Where is your farm/land located?
Western Australia is the largest State in Australia, and one of the most sparsely populated. Kochii Eucalyptus Oil has plantings across the Central and Northern wheatbelt of Western Australia. This is a vast and ancient region of some 20 million acres covering just a small portion of the Yilgarn Craton - which is one of the most ancient geological landscapes still present on the planet today. Our region contains multi-billion-year-old rock formations, vast and delicate salt lake systems, a wide range of remnant and newly-planted eucalyptus trees, and is amongst a group of sites classified as being the most biodiverse places on earth. Amongst this vast backdrop are dryland wheat and sheep farms, scattered small towns, and a small, tough and innovative rural population.
Our plantings are spread throughout this region, providing the benefit that trees provide to rural landscapes over a widely distributed layout. We can focus on one farm – Newland – 250 miles east of the capital city, Perth. Newland is 3000 acres, has approximately 2000 acres of E. kochii for harvest, 600 acres of tree plantings for carbon sequestration, and 400 acres of remnant vegetation. The area receives 10-12 inches of rainfall each year, which is enough for the drought adapted Kochii tree to thrive.
What are some of the traditional therapeutic applications of Eucalyptus Kochii, as used by Australian Aboriginal people?
The leaves of all Eucalypts in the south west of Western Australia, including E. kochii, were often crushed as antibacterial poultices for healing wounds and to deal with fungal infections. They were also used to relieve congestion due to colds and flu, with steam pits, or held, crushed, under the nose. The gum resin was ground and used as an ointment for sores. Gum resin was also used to relieve dysentery. The leaves were also deployed as fragrant bedding.
What kind of products include Eucalyptus in their formulations today?
Eucalyptus oil is used in the food and flavoring industry, in cosmetics and personal care markets, as a fragrance, in the pharmaceutical industry as a solvent, and as a cleaning agent. It is used extensively in the natural therapies industry.

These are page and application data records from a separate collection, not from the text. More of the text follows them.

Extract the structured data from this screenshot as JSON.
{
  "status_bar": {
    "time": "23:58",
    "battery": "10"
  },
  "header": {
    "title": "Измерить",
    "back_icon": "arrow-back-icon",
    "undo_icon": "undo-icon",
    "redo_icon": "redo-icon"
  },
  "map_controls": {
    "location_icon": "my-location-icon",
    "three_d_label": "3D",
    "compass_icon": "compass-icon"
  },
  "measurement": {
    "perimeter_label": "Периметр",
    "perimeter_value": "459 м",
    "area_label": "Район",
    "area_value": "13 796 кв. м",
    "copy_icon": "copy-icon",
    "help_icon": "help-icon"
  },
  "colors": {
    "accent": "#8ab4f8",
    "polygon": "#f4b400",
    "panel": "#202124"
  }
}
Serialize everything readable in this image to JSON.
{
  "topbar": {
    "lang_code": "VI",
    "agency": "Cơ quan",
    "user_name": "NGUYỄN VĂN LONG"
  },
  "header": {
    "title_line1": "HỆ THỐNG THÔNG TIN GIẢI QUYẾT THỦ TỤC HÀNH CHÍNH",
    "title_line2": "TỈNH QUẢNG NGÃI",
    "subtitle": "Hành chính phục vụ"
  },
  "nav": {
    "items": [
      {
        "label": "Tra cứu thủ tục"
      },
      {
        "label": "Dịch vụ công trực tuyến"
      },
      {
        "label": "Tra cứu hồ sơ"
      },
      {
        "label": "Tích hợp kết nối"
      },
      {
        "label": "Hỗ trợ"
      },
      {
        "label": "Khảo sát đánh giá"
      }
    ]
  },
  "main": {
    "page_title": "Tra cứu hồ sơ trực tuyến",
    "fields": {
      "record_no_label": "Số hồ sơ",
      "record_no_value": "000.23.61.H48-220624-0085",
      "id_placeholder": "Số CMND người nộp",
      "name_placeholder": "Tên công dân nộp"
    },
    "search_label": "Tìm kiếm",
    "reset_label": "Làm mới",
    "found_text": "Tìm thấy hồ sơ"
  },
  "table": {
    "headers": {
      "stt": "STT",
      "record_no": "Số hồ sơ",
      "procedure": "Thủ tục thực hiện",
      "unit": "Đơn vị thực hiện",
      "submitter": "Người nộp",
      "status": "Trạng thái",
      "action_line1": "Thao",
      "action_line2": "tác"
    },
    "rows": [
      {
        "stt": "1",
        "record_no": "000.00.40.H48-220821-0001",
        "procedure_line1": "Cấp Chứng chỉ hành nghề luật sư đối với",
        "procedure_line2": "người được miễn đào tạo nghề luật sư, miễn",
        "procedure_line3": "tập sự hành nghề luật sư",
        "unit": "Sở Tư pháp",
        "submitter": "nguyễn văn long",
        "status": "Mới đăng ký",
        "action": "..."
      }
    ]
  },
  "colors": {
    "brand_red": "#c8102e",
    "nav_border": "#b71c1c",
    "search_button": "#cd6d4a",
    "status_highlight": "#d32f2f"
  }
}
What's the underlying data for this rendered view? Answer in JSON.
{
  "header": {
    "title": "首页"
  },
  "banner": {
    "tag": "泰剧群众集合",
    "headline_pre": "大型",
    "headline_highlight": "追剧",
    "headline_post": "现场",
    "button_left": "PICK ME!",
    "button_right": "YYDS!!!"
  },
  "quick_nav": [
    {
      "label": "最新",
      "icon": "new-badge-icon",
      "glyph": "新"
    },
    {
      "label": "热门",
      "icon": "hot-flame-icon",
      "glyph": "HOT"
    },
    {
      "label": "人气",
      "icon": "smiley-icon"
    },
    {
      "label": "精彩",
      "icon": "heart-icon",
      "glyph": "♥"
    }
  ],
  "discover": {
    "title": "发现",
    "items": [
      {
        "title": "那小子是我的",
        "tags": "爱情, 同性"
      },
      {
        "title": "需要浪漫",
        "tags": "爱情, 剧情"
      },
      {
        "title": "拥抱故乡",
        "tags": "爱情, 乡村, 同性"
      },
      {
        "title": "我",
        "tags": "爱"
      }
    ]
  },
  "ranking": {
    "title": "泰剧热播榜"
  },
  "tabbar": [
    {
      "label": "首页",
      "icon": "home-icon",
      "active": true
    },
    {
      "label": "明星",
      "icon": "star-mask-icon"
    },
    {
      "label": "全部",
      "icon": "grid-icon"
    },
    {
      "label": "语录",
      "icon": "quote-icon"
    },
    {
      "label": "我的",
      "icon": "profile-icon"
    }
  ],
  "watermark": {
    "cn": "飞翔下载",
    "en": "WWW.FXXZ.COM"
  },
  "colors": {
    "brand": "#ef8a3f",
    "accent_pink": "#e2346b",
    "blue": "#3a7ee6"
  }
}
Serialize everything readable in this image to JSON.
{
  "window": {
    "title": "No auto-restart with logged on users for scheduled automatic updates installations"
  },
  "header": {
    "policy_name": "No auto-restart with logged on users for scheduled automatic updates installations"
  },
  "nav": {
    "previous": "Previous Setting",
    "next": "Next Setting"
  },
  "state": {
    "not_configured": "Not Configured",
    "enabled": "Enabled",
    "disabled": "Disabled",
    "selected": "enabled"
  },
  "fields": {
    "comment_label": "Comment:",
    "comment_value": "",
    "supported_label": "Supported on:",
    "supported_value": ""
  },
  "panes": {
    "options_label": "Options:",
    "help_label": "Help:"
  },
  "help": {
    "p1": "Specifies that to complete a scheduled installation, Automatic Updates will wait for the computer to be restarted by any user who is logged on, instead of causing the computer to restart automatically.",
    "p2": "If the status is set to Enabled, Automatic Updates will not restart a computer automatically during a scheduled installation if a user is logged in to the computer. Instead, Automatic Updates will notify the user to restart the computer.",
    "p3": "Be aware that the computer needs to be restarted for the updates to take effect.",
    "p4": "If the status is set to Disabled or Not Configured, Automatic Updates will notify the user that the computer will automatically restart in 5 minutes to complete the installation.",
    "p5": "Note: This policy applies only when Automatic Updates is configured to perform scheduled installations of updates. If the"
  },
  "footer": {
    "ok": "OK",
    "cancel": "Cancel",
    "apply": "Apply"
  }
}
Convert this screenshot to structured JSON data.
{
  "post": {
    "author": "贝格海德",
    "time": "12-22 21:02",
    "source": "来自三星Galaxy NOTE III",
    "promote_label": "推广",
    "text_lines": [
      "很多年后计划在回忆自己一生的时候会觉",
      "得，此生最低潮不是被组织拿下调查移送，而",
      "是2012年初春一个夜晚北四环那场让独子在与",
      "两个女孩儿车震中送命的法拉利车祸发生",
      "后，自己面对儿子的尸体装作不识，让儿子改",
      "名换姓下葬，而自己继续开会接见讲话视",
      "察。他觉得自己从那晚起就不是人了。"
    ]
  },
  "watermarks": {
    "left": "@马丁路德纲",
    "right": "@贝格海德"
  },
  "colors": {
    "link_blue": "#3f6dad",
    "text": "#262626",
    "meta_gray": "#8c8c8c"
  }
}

Specific products include eucalyptus flavored sweets, air fresheners, mouthwash and toothpaste, household disinfectants, in oil diffusers, as well as in in massage and beard oils. Our favorite use at the moment is a key component in an all-natural all-round surface spray that leaves surfaces sparkling clean and fragrant with the scent of eucalyptus.
What sustainability practices do you have in place on your land?
We have just achieved "organic in conversion" status on one of our properties, a 1 million tree estate at North Bodallin in the West Australian wheatbelt. In mid-2021 we expect to attain full Australian Certified Organic (USDA NOP) status on the property and will continue to manage the estate to meet all of the requirements of the Organic certification so as to produce organic eucalyptus oil from E. kochii and E. loxophleba ss lissophloia. We harvest all of our trees (owned and on 3rd party farms) with unique harvesting equipment and techniques so as to minimize damage to the lignotuber (mallee root) so that the tree can coppice and regrow in a repeatable cycle of harvest and reproduction for many years to come. This was the topic of one of my published papers for my PhD.
This cycle of harvest and regrowth, already evidenced by more than 100 years with Australian oil mallees, sequesters more carbon than would be the case if trees were left to mature over a 25 – 35 year cycle. We fire our boiler on waste biomass and we are installing a continuous pyrolysis plant to turn waste biomass into biochar, an almost pure form of carbon with a half-life in the range of 200 to more than 1000 years.
I am so excited to be part of the rebirth of the Australian Eucalyptus industry.